One small note that I'm mentioning for completeness: I received a system-generated error because I selected a block of source that was too large for one of the routines I used. I selected a 4,000-line block, which is small by many standards, but I got a data-space error. This error, which I'm told is an API issue, has been reported to Linoma.
This product has a number of uses. For example, say you're using the latest iSeries model and, now that free-format RPG is available, you want to make your code a bit more readable. Or perhaps the old op codes don't float your boat and you want a fast way to convert things to a more current look and feel. With RPG Toolbox, you could run them through a translation function to change the syntax to more current methods. Let's start with removing all those indicators on the left and changing them into more readable coding methods using IFs, etc. Some of the old methods also would be better implemented by using built-in functions (BIFs) and so forth. In short, let's modernize your old RPG, even though it's been run through the conversion utility.
Got a bunch of internally defined data structures whose start and end positions are a bit hard to determine and wish you could convert them to the easier-to-read D spec format? This product does that.
Perhaps you would also like a quick way of converting your subroutines to procedures? No problem; that also works well.
Those who are using the free-format functions of V5R1 will find the indentation tool handy. It's nice to have a tool do the indentation for readability versus counting how many times you hit the space bar to keep things in line.
Then there's the color-coding of source code in SEU so that you can markup your code for internal documentation. There are also case conversions for code uniformity.
One thing SEU has long lacked is the capability to copy to multiple targets. Say I want to copy the same code segment to multiple places. Now, I must do a copy code (CC) block for each copy I want to make. Imagine being able to select the lines of code once and copy to the target as many times as desired.

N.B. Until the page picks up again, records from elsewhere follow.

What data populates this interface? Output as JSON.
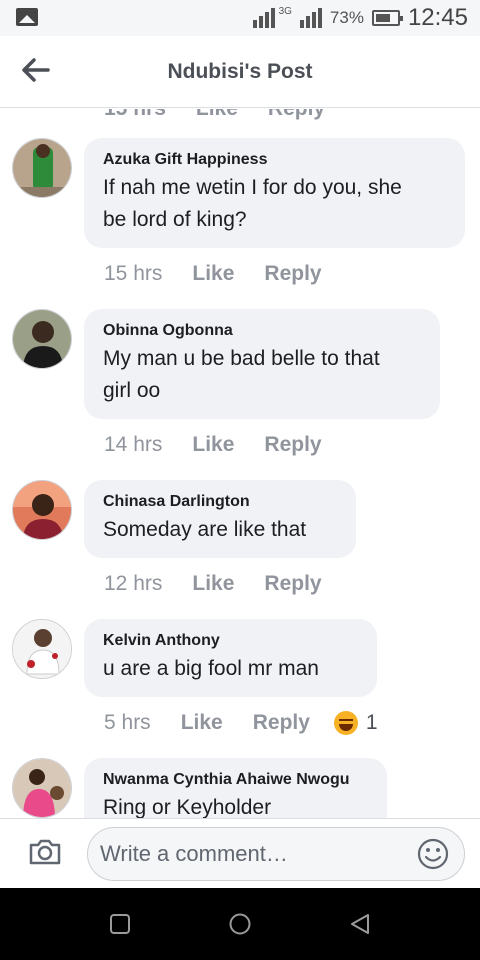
{
  "status_bar": {
    "battery": "73%",
    "time": "12:45",
    "network": "3G"
  },
  "header": {
    "title": "Ndubisi's Post"
  },
  "partial_actions": {
    "time": "15 hrs",
    "like": "Like",
    "reply": "Reply"
  },
  "comments": [
    {
      "author": "Azuka Gift Happiness",
      "text_lines": [
        "If nah me wetin I for do you, she",
        "be lord of king?"
      ],
      "time": "15 hrs",
      "like": "Like",
      "reply": "Reply"
    },
    {
      "author": "Obinna Ogbonna",
      "text_lines": [
        "My man u be bad belle to that",
        "girl oo"
      ],
      "time": "14 hrs",
      "like": "Like",
      "reply": "Reply"
    },
    {
      "author": "Chinasa Darlington",
      "text_lines": [
        "Someday are like that"
      ],
      "time": "12 hrs",
      "like": "Like",
      "reply": "Reply"
    },
    {
      "author": "Kelvin Anthony",
      "text_lines": [
        "u are a big fool mr man"
      ],
      "time": "5 hrs",
      "like": "Like",
      "reply": "Reply",
      "reaction_count": "1"
    },
    {
      "author": "Nwanma Cynthia Ahaiwe Nwogu",
      "text_lines": [
        "Ring or Keyholder"
      ]
    }
  ],
  "composer": {
    "placeholder": "Write a comment…"
  },
  "colors": {
    "bubble": "#f0f2f5",
    "meta": "#90949c",
    "title": "#4b4f56"
  },
  "icons": [
    "image-icon",
    "signal-icon",
    "battery-icon",
    "back-arrow-icon",
    "camera-icon",
    "emoji-icon",
    "haha-reaction-icon",
    "recents-icon",
    "home-icon",
    "back-nav-icon"
  ]
}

Speaking of code segments, many shops have sections of standardized code that are used to fulfill certain recurring functions. With RPG Toolbox, these are called "snippets," and you can import a snippet on the fly. More than 140 snippets are included, and you can create your own. That's easier than the old open>mark>copy process we're using now.

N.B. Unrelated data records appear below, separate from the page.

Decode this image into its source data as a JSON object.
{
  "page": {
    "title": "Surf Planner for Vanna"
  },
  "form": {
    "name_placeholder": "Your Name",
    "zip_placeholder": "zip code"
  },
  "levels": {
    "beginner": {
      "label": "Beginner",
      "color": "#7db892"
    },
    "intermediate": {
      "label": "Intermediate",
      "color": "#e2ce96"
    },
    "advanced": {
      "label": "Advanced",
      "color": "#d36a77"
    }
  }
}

Need to do some sorting? Perhaps you've inherited a bunch of field definitions in D specs, and, over time, they've gotten out of alphabetical order. RPG Toolbox allows you to sort them, making it easier to find what you're looking for without scanning through source code.
Speaking of finding things, ever run into a variable while coding and wonder how it's defined? Well, you can do a quick preprocess on a source member. Then, at any time while you're coding, you can put your cursor on a field and the system tells you the field's length and type. It would be nice if it provided a field description and line or file definition as well, but you have to have something to wish for.
When I was doing the walk-through on this product, I actually had to tell the tech support guy, "Hey, I've seen and heard enough, now let me go play awhile." Linoma's tech support folks are not only familiar with their product, they're gung-ho about it.
RPG Toolbox helps fill in the programming development manager (PDM) and SEU gaps some of us have been complaining about for awhile. It's clean and easy to use, and the additional development environment features should help make your code more efficient—in addition to making it easier to read and follow. It runs as an add-on to SEU, so think of it as an SEU-plus.
I think it's well worth the time to get the CD and run through Linoma's demo and manual.
|Ease of use||3.9||0.15||0.585|
Points given are on a scale of 0 to 4, with 4 being the highest. Each category is assigned its own weighting from the total of 100 percent.
KICK THE TIRES: Absolutely. This baby is worth a test ride!
Don Rima has 16 years of experience with IBM midrange systems, in positions ranging from programmer to MIS. For the past eight years, he has owned a consulting group. Don has held several offices in the Washington Area Midrange user's group. He can be reached at firstname.lastname@example.org.